= Provided material =
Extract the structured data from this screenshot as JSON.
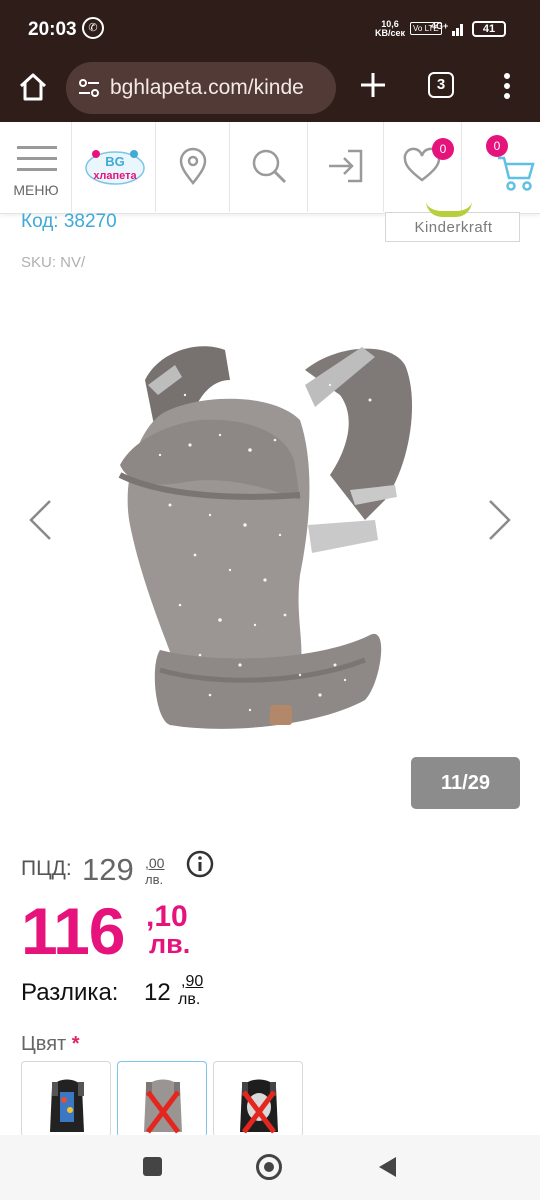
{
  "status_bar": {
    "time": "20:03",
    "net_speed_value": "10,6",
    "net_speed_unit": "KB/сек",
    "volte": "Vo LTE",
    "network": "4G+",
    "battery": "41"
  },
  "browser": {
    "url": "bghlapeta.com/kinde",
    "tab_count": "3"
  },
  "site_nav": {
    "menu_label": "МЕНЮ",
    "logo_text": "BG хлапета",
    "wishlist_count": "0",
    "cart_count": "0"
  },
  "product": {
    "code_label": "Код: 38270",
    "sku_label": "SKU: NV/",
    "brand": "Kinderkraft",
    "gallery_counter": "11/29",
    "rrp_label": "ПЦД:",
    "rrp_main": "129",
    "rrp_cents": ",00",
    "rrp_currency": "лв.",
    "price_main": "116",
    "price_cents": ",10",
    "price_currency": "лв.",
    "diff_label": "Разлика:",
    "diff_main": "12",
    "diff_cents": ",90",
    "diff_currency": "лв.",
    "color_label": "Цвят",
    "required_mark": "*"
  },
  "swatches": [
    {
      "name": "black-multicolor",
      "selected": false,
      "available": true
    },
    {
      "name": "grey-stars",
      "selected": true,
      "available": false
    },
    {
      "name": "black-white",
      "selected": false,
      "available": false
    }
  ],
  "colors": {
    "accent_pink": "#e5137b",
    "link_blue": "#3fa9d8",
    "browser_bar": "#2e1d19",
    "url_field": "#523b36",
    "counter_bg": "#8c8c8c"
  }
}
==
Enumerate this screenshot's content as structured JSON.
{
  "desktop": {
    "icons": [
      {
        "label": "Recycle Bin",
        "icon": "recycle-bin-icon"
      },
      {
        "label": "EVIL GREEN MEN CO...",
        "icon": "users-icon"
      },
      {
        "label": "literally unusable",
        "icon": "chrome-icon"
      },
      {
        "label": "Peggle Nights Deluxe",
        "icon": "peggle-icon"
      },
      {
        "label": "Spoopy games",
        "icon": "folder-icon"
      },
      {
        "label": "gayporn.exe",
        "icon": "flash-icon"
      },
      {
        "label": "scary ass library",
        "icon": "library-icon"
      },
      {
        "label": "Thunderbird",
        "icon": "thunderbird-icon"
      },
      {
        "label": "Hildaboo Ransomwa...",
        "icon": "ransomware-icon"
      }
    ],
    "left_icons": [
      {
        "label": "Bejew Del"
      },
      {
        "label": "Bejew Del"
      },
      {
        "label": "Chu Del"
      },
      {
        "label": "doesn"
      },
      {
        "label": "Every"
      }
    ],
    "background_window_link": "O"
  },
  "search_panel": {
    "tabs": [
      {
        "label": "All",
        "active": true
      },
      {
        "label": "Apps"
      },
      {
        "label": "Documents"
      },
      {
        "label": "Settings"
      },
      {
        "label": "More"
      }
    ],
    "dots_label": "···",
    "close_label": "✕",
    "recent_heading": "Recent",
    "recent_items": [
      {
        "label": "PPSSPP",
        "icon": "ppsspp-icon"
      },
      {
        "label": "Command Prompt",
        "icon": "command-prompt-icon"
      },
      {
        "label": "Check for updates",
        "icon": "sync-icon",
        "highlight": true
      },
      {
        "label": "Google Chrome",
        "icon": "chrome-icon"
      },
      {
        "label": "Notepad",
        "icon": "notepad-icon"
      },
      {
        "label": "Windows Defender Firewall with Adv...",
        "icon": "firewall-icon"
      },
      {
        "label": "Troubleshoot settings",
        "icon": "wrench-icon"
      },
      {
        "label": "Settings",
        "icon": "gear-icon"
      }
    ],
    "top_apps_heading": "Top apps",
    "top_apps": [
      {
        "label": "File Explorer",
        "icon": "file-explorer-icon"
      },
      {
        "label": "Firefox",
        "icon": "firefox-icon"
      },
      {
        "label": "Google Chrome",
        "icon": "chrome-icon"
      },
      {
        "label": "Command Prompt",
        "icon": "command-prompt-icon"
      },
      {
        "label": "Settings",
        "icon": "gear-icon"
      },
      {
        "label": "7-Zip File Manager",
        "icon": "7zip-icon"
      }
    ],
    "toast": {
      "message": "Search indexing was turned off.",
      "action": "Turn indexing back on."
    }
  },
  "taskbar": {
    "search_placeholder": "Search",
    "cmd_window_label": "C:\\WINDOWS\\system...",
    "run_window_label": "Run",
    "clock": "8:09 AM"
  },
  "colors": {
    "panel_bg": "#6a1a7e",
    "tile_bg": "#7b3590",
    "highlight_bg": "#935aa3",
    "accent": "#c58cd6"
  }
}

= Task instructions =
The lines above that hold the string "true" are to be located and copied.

= Result of the exercise =
      "available": true
      "selected": true,
        "active": true
        "highlight": true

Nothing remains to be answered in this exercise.